TASK TO CARRY OUT: Filter the data for "kind" and copy matching lines.

(Beginning of TASK INPUT)

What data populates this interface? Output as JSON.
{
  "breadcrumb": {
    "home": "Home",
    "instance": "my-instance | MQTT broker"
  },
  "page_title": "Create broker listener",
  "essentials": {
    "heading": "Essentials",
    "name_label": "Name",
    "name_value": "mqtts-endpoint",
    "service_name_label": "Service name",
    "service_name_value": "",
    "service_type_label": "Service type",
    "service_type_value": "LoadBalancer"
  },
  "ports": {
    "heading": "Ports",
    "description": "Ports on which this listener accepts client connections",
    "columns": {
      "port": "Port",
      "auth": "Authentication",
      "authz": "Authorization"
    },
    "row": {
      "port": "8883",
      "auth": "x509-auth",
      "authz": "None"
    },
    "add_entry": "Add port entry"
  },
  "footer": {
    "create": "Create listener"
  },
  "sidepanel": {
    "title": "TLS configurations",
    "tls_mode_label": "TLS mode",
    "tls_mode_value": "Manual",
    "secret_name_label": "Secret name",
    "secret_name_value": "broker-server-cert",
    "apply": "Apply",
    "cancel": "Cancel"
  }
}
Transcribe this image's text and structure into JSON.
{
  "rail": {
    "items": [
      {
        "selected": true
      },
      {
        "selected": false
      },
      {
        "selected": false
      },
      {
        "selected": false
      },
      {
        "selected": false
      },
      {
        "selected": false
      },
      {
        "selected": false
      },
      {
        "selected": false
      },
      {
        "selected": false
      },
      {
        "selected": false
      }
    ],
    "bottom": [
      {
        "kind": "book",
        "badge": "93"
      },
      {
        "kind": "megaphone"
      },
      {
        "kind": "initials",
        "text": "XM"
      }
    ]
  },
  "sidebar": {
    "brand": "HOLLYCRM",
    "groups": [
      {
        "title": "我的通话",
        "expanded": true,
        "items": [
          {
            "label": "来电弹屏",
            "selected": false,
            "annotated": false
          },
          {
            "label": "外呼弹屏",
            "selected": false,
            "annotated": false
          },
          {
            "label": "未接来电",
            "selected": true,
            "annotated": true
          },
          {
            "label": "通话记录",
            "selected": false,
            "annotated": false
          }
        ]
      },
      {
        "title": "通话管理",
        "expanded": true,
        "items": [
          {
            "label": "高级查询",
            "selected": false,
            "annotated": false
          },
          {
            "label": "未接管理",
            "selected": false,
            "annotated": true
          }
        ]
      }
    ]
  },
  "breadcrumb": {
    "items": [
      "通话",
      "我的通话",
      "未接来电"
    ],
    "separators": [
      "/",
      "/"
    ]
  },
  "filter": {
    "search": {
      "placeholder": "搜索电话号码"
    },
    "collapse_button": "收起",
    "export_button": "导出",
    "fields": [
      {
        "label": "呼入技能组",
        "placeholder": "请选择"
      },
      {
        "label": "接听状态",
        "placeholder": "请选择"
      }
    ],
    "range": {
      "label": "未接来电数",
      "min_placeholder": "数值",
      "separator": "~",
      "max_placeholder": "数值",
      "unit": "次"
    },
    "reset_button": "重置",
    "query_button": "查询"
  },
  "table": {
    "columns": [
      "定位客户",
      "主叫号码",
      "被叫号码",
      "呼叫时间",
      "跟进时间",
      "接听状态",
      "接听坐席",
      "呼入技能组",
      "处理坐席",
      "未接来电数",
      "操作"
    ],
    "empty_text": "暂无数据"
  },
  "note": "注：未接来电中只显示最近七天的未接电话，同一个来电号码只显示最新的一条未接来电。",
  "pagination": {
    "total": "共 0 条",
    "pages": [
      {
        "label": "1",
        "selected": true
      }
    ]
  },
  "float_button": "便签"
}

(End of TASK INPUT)

SOLUTION FOR THIS PROBLEM:
        "kind": "book",
        "kind": "megaphone"
        "kind": "initials",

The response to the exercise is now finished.